Big, scary terms like "recession," "inflation" - and the latest in the hit parade of economic fear - "stagflation," throw intense anxiety into the public heart as harbingers of doom ahead.
For smart investors, though, down times are signals of opportunity, a chance to capitalize on the irrational panic of headline-sensitive chicken-hearts.
Large food companies, producers of consumer staples like alcohol and tobacco, and yield-paying large caps are favorite spots for money managers in times of fear.
"You've got to find companies with real earnings," says Dave Rovelli, managing director of equities trading at Boston-based Canaccord Adams. "You migrate to large caps, safer stocks like Heinz or Proctor & Gamble.
Over the past two days, the notion of stagflation has gained notoriety despite only the faintest of signals that the economy is heading for such a condition. The reference is to simultaneous negative growth and price increases; an unexpected gain Wednesday in the Consumer Price Index heightened fears that stagflation is on the horizon.
But analysts point out that until there's a labor market reaction, then it's highly premature to begin bandying about terms like stagflation, or even recession for that matter.
"This is not by any stretch of the imagination a true, fundamental recession," says Michael Kresh, president of M.D. Kresh Financial Services of Islandia, N.Y. "Until we start seeing massive layoffs or severe wage pressure, these are just talking points, not fundamental realities."
Escalating food prices, brought about by the spike in raw material costs related to the demand for corn-based ethanol, have led to worries of out-of-control inflation.
But consumers continue to pursue essentially normal buying habits.
"People lose sight of the fact that this is psychology," said Quincy Krosby, chief investment strategist at The Hartford. "The ultimate psychology is when you see people starting to horde. "When you see people buying chickens and stuffing them into their freezer because they're afraid that the chickens are going to be more expensive the next time they go to the market, that is the ultimate manifestation."
A Time to Buy
Still, it's undeniable that economic growth has at least slowed, and the CPI numbers are hard to dispute that even core prices, which strip out volatile food and energy prices, are rising.
Investors have reacted to the danger signs in a number of ways. Some have placed long-term bets on the more reliable Wall Street stalwarts, while others have moved to the safety of government bonds.
Commodities, particularly oil, grains and metals like platinum and gold, have drawn intense investor attention despite their risk. Money mangers, though, generally are discouraging such moves for all but the most sophisticated investors.
"We have a much more vibrant market in the commodities," Krosby says. "Commodities have become an asset class in themselves.

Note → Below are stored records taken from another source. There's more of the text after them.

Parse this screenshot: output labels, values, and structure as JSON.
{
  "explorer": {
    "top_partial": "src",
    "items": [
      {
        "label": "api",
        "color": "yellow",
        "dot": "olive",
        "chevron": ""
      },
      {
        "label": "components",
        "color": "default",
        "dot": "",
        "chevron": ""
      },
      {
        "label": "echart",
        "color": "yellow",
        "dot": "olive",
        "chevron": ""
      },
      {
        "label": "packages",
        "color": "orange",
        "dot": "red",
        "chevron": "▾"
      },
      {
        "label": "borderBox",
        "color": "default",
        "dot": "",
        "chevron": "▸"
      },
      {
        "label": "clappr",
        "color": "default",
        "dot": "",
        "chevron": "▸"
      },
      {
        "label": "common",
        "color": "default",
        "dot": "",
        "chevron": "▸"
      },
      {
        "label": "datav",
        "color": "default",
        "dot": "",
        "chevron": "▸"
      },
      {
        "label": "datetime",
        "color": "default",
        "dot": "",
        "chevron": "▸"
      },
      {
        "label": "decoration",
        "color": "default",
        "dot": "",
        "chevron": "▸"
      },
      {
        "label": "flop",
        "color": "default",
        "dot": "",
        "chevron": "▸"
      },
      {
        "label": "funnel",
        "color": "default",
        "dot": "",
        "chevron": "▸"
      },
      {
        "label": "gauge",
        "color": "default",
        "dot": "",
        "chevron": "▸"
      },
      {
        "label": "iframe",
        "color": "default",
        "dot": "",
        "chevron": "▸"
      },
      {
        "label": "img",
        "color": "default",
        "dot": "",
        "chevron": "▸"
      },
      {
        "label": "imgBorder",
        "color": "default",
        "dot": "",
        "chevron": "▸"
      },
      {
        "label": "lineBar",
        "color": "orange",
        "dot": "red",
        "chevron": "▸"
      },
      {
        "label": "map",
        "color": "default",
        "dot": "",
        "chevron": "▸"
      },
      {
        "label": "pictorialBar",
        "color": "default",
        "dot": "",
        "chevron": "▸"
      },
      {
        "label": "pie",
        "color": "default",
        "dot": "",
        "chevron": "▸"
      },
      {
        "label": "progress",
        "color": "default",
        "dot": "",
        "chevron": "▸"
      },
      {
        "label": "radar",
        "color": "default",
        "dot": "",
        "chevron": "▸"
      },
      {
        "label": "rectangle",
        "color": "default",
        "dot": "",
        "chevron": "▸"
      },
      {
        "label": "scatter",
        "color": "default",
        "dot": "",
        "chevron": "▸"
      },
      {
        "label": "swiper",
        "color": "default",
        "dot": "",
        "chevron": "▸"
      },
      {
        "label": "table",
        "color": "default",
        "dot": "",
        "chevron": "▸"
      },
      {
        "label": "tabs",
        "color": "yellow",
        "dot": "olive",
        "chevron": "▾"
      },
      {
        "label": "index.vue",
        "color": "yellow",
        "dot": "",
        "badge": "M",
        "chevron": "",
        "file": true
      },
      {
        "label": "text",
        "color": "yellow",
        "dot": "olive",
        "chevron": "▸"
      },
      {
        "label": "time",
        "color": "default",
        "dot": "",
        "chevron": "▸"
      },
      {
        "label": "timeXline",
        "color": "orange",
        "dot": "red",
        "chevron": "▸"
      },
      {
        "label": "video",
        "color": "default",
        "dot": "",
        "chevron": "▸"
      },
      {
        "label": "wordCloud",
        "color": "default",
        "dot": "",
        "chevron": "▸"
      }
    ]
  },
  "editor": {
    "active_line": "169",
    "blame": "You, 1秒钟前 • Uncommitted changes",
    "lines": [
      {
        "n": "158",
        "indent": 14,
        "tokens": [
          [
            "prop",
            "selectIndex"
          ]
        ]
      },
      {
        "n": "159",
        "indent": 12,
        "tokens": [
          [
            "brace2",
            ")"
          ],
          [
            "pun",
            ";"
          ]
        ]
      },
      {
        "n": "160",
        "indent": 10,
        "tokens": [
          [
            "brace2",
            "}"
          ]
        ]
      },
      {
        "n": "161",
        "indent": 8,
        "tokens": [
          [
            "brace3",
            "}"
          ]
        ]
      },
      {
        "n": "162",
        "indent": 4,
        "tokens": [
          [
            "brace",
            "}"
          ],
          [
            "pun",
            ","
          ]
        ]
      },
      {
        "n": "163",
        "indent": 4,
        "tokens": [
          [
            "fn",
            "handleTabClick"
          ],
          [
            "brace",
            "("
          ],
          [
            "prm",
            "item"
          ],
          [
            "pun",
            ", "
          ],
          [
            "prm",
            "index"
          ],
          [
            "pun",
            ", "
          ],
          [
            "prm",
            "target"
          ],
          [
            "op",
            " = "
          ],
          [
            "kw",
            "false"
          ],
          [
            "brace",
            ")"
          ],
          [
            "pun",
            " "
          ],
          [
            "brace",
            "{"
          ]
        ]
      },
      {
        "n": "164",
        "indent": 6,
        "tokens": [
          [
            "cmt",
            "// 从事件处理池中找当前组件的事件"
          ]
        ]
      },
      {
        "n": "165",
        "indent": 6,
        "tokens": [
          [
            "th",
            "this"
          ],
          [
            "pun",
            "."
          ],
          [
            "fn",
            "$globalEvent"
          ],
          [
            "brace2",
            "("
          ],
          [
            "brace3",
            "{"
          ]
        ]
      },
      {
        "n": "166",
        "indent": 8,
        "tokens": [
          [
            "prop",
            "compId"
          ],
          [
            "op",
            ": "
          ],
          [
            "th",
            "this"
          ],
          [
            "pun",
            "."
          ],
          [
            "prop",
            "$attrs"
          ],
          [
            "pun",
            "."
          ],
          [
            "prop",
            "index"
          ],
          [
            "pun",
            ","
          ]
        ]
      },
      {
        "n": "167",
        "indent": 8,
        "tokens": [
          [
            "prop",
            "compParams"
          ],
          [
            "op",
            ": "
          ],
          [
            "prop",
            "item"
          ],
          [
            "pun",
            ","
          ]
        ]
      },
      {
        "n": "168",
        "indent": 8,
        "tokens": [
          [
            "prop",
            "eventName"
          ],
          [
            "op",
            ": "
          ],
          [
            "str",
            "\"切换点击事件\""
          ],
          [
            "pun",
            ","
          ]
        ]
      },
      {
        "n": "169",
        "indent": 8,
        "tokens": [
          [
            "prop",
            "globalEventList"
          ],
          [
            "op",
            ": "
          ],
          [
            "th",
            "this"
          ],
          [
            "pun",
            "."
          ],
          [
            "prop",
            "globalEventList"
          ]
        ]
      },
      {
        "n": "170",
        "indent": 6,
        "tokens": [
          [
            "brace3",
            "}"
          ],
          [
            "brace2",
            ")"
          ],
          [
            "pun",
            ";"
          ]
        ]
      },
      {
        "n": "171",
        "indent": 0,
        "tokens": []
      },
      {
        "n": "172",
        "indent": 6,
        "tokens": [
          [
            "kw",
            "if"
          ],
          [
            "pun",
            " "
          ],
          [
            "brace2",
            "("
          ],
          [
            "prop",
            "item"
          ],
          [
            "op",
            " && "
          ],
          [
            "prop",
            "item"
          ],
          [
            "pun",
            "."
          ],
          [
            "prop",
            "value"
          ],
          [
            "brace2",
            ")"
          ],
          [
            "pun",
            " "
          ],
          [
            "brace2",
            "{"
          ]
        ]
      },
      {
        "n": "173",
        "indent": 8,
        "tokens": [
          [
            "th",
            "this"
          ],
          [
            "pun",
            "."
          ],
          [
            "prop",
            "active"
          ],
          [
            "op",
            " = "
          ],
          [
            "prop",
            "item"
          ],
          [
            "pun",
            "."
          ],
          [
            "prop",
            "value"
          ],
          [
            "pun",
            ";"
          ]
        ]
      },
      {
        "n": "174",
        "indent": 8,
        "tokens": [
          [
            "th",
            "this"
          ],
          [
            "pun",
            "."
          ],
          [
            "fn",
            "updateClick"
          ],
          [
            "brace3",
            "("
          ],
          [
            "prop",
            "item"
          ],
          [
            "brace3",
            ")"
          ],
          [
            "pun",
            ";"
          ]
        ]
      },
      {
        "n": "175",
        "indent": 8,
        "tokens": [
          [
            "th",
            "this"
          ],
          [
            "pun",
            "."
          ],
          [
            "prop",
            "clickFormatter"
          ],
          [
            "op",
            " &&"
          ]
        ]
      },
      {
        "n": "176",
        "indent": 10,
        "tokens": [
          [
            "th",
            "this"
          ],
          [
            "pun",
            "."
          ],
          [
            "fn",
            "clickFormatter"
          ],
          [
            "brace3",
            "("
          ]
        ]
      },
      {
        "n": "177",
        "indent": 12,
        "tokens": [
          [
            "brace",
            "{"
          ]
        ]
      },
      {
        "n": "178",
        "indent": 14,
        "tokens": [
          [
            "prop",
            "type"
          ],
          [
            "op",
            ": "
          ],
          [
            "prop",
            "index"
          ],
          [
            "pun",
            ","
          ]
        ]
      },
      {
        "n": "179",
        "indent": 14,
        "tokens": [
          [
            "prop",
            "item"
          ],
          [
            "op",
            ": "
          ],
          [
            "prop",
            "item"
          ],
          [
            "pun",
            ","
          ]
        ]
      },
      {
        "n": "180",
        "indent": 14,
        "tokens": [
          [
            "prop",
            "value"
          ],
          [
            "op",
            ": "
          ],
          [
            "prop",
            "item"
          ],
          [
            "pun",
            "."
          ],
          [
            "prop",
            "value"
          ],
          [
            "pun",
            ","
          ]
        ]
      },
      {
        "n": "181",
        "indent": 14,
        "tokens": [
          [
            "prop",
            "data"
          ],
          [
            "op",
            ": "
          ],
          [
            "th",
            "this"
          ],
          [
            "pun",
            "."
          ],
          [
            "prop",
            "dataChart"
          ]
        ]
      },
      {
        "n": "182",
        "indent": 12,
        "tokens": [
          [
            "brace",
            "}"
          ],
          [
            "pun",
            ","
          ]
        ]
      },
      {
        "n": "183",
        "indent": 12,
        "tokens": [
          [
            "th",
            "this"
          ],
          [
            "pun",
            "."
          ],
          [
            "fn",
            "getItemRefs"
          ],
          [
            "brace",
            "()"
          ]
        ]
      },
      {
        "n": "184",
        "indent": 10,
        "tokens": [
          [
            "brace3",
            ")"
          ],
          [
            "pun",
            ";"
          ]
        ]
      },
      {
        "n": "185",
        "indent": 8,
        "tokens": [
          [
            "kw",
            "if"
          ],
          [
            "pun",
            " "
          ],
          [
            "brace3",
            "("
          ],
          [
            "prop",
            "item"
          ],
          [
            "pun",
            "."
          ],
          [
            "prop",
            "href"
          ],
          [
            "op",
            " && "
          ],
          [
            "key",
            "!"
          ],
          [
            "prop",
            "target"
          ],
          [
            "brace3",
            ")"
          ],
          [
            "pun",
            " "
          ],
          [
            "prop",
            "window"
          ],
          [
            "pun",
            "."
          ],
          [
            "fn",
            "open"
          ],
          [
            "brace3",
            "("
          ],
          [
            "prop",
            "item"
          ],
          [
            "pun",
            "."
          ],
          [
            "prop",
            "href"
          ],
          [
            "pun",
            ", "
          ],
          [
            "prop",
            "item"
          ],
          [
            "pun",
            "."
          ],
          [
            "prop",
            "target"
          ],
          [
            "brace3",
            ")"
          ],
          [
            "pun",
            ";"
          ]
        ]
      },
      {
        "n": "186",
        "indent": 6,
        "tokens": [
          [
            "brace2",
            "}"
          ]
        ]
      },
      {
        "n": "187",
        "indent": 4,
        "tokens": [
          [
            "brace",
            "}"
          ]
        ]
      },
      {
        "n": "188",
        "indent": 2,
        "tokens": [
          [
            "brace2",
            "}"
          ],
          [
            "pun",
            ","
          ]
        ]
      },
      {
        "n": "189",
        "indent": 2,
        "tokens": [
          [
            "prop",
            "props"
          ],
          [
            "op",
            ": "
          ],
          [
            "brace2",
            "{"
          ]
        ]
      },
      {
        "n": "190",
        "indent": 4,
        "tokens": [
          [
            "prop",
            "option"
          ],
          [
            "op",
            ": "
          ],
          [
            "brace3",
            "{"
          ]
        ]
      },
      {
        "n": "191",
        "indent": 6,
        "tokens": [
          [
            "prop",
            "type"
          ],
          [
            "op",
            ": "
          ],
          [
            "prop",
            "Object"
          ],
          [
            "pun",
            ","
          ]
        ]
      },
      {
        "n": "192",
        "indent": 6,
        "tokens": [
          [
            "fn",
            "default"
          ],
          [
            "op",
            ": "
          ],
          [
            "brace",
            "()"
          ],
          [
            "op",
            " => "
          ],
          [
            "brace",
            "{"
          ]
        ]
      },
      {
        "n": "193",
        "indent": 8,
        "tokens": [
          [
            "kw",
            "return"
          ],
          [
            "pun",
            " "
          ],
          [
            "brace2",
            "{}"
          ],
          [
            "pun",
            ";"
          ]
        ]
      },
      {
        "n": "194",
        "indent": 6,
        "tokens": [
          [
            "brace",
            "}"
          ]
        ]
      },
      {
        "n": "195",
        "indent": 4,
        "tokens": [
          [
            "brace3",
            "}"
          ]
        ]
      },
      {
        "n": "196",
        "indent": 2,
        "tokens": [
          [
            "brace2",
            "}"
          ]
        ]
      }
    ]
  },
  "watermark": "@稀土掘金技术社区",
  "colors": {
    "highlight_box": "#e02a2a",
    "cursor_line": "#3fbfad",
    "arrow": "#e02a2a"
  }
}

Because of that, you've got quite a bit of speculation pushing up market prices."
For equities investors, she counsels companies that are capitalizing on consumer demand and dollar weakness, particularly health care and consumer staples.
Altria had been a strong performer in the tobacco sector, but recently was removed from the Dow Jones Industrial Average blue chip index. Reynolds American also historically has been a fairly steady dividend-paying stock, though it is 11 percent off its 52-week high. Analysts now are advising bargain hunting in an oversold market.
"You want companies that are selling overseas to companies that are still buying. The weaker dollar is still a strong element in these sales," Krosby says. "As long as global demand remains intact, you're going to see these companies do well."
Kresh is pushing his clients away from cash, after heavily increasing his position over the past 18 months, and back into equities.
"The more people are afraid, the better the opportunities are," he says. "I'm much more concerned when people are ecstatic and happy and think the world is perfect. ... The best time to buy is when there's blood in the streets."